Improvisation, leadership, and confidence despite the lack of preparation is what we are developing as strengths together as a group. It’s scary, fun, and wonderful in many ways- every encounter and interaction is unfamiliar and brand-new.
I will likely go into a lot of my experiences here with little knowledge and preparation, and that’s actually okay. That reminded me of something Hsiao-mei mentioned in our meeting- that are strengths can be our weaknesses as well as the other way around. A lot of us may be used to being very good at a skill in a particular environment coupled with a fair amount of planning and practice; some of our strengths have conditions that need to be met. Since I’ve been here, the environment has often been unpredictable and constantly changing, so our strengths that lie in a pursuit of perfection and stringent planning beforehand have transformed into a point of weakness. We have had to instead adjust to going with the flow and being alright with what we may perceive as imperfections in our executions. Our knack for making sure to be “prepared” for most of our Duke life served as a disadvantage this time. Improvisation, leadership, and confidence despite the lack of preparation is what we are developing as strengths together as a group. It’s scary, fun, and wonderful in many ways- every encounter and interaction is unfamiliar and brand-new. This also means that every day tends to require a lot of small problem-solving, thinking on our feet, and constant activity- aka I usually want to pass out by 9:00pm.

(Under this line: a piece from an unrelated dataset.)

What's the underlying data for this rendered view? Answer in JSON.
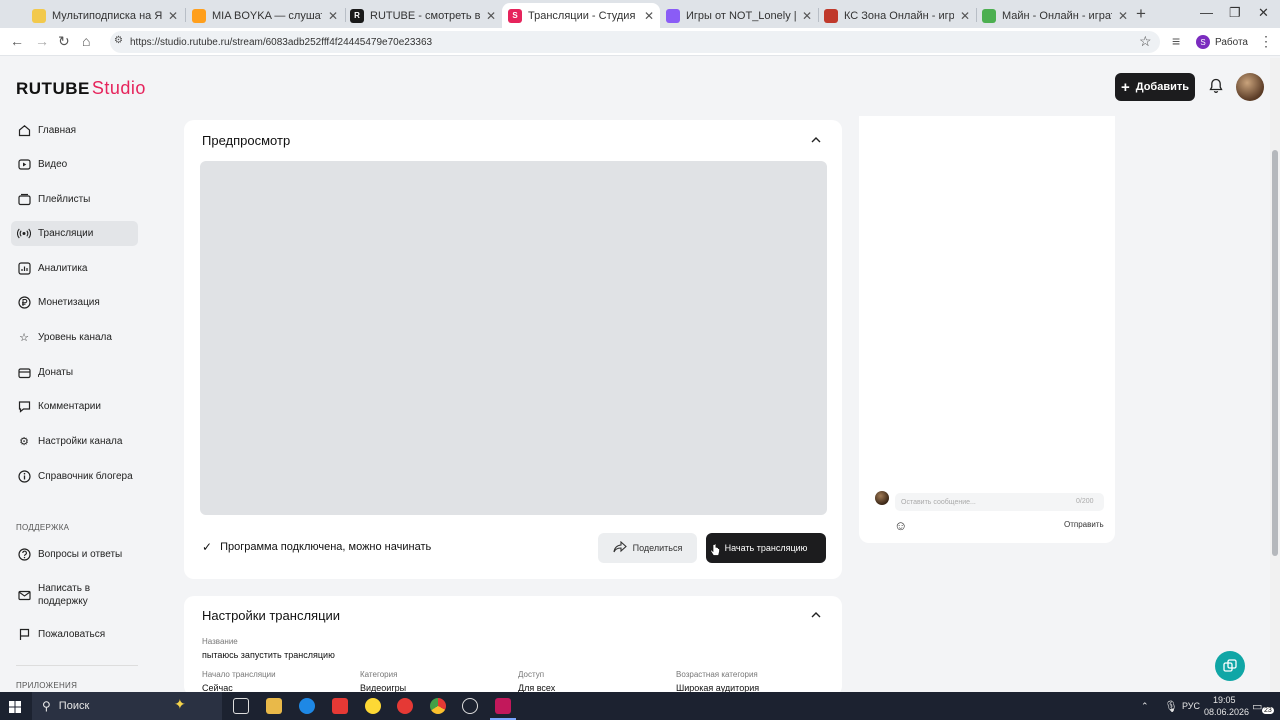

I can already tell that my relationships with the students will be the highlight of this program. They are so energetic and full of love, even with the huge barrier in communication. They often come into our office, and we play games or songs to help bridge the language gap and give us a point of connection. Teaching them can be a challenge, considering they all have different levels of English skills, but it’s always so wonderful because of their enthusiasm and eagerness to get to know us. They come up to us after class ready for hugs, WeChat IDs, questions, gifts, and signs of our recognition. I feel myself getting attached to their unconditional smiles and endless hospitality, things that can often only be found during our younger years. I’m already dreading the day we say goodbye to them. With all the adorable students we are meeting and the many new situations we face every day, it’s easy to forget that we have a time limit. My DukeEngage team has become my little family, and I also realize how difficult it will be to separate from them once this program is over. We are all quite different in our personalities, but I think we share very similar values of consideration, kindness, and love in the way we treat each other and the people around us. Having the time to reflect in this post really reminds me how grateful I am of being able to share this unbelievable experience with people I care about. I’m looking forward to what the next 7 weeks have to offer!